▶ _WHAT TO WORK ON_
Check every line below for the word "JSON" and show those that hold it.

[Items from a data source]

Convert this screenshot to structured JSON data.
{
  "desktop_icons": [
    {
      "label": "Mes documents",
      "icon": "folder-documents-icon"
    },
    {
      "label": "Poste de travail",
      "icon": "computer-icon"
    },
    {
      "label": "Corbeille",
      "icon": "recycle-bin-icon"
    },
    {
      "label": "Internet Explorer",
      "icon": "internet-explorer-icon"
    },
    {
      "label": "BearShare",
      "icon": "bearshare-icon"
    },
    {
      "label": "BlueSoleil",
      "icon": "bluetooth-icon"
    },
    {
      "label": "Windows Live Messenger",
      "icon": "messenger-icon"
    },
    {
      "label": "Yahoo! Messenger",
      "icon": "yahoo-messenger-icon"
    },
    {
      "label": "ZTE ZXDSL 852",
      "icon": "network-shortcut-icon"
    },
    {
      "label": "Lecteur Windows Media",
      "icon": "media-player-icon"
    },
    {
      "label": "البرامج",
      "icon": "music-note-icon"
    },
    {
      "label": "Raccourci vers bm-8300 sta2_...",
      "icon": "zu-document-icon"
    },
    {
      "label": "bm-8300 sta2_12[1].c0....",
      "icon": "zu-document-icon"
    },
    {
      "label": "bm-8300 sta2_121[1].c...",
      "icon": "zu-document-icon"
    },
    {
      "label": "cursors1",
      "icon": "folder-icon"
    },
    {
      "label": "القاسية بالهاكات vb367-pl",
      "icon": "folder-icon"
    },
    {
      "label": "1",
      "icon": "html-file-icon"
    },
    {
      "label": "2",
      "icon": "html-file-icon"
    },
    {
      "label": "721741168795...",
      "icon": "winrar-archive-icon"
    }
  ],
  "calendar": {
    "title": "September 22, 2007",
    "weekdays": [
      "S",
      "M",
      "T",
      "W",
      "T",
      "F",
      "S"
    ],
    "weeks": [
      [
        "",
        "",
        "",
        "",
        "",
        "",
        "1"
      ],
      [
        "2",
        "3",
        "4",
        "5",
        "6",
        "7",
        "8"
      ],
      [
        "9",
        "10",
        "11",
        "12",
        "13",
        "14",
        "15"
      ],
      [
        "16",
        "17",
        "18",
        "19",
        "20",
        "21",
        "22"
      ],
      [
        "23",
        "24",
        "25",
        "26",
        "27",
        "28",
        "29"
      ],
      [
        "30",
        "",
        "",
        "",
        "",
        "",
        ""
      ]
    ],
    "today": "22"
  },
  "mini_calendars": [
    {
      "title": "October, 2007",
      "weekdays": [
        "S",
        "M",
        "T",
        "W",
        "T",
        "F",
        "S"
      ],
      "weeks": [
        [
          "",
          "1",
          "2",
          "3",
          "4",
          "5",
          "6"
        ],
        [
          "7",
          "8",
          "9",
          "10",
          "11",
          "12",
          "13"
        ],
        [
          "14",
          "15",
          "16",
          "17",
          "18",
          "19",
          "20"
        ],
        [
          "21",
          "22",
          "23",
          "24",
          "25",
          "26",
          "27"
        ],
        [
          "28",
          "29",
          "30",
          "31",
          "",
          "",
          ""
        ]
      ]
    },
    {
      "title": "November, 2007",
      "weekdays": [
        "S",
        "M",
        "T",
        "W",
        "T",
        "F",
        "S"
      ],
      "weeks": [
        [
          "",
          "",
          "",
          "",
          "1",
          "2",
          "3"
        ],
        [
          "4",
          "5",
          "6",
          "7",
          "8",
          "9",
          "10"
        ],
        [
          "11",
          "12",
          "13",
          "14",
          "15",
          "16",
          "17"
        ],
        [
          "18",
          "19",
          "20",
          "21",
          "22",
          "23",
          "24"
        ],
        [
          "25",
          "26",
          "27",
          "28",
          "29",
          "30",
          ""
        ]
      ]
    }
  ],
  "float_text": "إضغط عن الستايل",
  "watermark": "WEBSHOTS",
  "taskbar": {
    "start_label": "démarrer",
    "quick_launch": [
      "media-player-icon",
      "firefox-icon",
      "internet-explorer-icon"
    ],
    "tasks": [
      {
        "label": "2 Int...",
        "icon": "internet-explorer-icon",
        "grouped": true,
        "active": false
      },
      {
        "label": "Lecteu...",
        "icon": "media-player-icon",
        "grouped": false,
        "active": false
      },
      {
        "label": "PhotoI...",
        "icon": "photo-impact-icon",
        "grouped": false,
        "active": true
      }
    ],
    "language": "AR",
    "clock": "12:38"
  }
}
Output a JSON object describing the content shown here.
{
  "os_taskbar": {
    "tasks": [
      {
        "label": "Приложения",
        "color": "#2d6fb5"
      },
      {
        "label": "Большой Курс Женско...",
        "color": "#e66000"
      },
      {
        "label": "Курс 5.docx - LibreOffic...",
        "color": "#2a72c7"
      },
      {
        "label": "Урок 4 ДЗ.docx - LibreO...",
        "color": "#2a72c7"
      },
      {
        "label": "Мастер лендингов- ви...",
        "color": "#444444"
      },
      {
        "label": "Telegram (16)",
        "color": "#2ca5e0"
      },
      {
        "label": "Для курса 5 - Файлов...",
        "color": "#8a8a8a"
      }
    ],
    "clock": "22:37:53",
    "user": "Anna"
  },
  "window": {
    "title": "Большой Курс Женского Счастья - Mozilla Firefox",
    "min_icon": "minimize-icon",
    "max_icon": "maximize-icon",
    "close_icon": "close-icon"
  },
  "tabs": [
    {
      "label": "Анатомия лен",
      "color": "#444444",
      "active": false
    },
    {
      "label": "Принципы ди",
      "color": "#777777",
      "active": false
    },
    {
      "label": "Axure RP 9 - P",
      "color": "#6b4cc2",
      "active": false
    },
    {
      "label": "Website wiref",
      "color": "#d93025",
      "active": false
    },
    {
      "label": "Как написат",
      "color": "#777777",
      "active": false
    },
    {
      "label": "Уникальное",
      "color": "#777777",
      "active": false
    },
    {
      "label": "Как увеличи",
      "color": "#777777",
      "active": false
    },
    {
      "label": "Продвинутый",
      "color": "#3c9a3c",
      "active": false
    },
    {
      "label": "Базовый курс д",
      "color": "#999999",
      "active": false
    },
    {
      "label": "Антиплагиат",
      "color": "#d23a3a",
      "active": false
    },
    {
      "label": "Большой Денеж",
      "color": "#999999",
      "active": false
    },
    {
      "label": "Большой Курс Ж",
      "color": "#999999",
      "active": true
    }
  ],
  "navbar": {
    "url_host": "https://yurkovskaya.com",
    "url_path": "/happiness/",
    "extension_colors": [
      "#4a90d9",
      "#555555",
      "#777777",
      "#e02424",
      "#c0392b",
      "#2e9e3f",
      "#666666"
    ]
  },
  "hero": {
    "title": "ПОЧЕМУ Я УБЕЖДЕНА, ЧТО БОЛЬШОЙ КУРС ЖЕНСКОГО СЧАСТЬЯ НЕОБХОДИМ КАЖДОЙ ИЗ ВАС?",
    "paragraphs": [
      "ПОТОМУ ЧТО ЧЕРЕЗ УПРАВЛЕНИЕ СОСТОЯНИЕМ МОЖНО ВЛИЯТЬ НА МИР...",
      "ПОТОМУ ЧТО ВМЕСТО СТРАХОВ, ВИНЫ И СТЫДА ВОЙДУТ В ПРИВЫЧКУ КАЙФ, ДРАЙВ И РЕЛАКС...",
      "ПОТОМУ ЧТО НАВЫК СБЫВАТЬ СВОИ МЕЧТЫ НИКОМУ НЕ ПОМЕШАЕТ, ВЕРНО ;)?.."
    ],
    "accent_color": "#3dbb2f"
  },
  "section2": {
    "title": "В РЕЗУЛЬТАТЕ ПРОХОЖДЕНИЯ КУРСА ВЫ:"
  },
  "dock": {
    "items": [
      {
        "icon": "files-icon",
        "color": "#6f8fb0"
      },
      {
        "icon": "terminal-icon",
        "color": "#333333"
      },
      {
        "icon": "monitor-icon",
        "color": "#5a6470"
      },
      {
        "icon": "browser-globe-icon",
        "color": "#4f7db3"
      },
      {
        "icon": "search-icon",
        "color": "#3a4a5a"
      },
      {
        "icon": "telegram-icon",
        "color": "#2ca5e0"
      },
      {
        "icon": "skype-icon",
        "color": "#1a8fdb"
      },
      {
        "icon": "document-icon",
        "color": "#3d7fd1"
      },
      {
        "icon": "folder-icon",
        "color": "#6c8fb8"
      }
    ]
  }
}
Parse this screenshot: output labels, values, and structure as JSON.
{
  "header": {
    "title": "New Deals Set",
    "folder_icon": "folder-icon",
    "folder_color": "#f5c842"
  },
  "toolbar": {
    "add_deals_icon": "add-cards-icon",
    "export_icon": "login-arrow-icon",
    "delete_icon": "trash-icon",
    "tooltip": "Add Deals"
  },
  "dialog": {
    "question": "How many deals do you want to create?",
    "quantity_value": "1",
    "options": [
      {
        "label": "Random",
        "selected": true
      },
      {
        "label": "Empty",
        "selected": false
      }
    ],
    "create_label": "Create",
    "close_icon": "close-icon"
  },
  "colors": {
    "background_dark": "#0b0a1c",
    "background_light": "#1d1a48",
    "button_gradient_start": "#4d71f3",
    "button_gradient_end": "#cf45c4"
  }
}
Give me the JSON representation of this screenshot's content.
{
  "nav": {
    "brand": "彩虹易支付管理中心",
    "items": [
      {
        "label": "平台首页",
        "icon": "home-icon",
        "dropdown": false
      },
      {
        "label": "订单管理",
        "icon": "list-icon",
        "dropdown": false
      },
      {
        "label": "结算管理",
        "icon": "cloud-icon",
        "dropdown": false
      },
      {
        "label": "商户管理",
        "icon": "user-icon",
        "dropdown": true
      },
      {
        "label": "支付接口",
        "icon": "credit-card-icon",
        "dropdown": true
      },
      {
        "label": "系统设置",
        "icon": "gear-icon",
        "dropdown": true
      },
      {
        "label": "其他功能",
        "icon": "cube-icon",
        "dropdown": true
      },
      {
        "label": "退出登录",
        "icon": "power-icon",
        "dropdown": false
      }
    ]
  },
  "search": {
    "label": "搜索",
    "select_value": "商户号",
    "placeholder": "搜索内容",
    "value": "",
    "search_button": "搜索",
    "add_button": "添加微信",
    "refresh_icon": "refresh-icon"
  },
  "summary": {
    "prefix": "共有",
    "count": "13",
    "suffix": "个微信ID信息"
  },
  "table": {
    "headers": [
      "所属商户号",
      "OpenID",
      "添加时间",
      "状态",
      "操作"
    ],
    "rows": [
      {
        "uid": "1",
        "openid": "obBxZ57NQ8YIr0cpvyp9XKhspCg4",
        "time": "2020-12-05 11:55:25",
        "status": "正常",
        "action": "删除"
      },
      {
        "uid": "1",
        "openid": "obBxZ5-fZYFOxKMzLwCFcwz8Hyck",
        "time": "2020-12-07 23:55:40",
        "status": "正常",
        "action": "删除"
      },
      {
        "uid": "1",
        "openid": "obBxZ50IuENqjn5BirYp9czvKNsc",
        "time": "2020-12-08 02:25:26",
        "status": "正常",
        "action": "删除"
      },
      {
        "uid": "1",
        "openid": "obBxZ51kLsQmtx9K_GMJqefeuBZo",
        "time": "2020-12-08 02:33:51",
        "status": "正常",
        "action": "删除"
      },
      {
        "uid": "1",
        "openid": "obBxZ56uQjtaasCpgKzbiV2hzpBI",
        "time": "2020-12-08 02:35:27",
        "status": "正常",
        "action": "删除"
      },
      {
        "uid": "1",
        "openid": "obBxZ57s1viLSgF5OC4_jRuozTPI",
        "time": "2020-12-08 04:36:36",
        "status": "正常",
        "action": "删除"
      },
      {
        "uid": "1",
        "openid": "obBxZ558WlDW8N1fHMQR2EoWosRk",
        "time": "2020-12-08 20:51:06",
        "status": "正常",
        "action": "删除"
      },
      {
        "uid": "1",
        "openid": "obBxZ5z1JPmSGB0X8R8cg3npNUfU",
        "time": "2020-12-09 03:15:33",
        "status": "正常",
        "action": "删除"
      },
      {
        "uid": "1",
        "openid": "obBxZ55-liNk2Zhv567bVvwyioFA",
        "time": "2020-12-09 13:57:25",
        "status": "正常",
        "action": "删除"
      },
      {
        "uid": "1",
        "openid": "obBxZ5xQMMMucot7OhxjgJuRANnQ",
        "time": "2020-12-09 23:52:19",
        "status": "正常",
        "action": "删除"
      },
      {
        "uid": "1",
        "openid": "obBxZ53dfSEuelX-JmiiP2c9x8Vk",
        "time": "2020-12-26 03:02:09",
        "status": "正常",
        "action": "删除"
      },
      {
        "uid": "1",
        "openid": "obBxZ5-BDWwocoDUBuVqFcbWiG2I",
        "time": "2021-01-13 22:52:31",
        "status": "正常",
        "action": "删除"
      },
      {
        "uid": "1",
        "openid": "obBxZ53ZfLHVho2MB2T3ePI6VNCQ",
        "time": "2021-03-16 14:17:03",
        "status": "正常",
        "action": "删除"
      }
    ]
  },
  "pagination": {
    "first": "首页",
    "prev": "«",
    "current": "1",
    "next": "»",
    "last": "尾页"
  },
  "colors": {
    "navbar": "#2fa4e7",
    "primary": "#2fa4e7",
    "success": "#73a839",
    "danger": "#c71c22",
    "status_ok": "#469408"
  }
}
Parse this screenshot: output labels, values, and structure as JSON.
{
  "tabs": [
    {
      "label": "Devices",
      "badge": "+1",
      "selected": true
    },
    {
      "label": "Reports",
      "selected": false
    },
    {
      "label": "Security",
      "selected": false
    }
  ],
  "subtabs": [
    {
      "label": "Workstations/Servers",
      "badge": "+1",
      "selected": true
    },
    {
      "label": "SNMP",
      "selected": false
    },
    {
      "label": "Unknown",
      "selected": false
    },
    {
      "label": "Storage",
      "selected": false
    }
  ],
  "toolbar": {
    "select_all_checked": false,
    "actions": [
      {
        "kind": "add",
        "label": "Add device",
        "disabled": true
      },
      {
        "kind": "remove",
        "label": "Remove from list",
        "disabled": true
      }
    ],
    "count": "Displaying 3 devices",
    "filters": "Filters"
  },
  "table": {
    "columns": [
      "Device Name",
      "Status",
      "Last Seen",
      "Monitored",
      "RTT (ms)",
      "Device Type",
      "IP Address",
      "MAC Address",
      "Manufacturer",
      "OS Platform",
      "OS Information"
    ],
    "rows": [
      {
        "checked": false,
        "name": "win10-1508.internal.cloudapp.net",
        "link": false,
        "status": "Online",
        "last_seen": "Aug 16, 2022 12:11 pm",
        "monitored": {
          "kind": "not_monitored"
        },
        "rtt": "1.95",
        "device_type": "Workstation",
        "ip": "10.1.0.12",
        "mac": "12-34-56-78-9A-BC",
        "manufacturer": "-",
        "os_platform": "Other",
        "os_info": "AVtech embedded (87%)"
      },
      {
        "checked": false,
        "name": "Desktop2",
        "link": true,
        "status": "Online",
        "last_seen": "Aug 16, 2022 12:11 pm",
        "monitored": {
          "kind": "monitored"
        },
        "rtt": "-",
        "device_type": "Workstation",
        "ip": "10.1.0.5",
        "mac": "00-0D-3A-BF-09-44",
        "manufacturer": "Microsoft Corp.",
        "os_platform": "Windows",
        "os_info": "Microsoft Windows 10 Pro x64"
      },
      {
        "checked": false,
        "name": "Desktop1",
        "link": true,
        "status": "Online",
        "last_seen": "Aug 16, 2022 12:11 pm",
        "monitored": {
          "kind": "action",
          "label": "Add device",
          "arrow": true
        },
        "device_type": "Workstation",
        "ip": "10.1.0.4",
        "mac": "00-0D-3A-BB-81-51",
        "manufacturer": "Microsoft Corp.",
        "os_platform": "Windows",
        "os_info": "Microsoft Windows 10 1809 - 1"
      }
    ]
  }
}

▶ _RESPONSE AREA_
Convert this screenshot to structured JSON data.
Output a JSON object describing the content shown here.
Parse this screenshot: output labels, values, and structure as JSON.
Give me the JSON representation of this screenshot's content.
Parse this screenshot: output labels, values, and structure as JSON.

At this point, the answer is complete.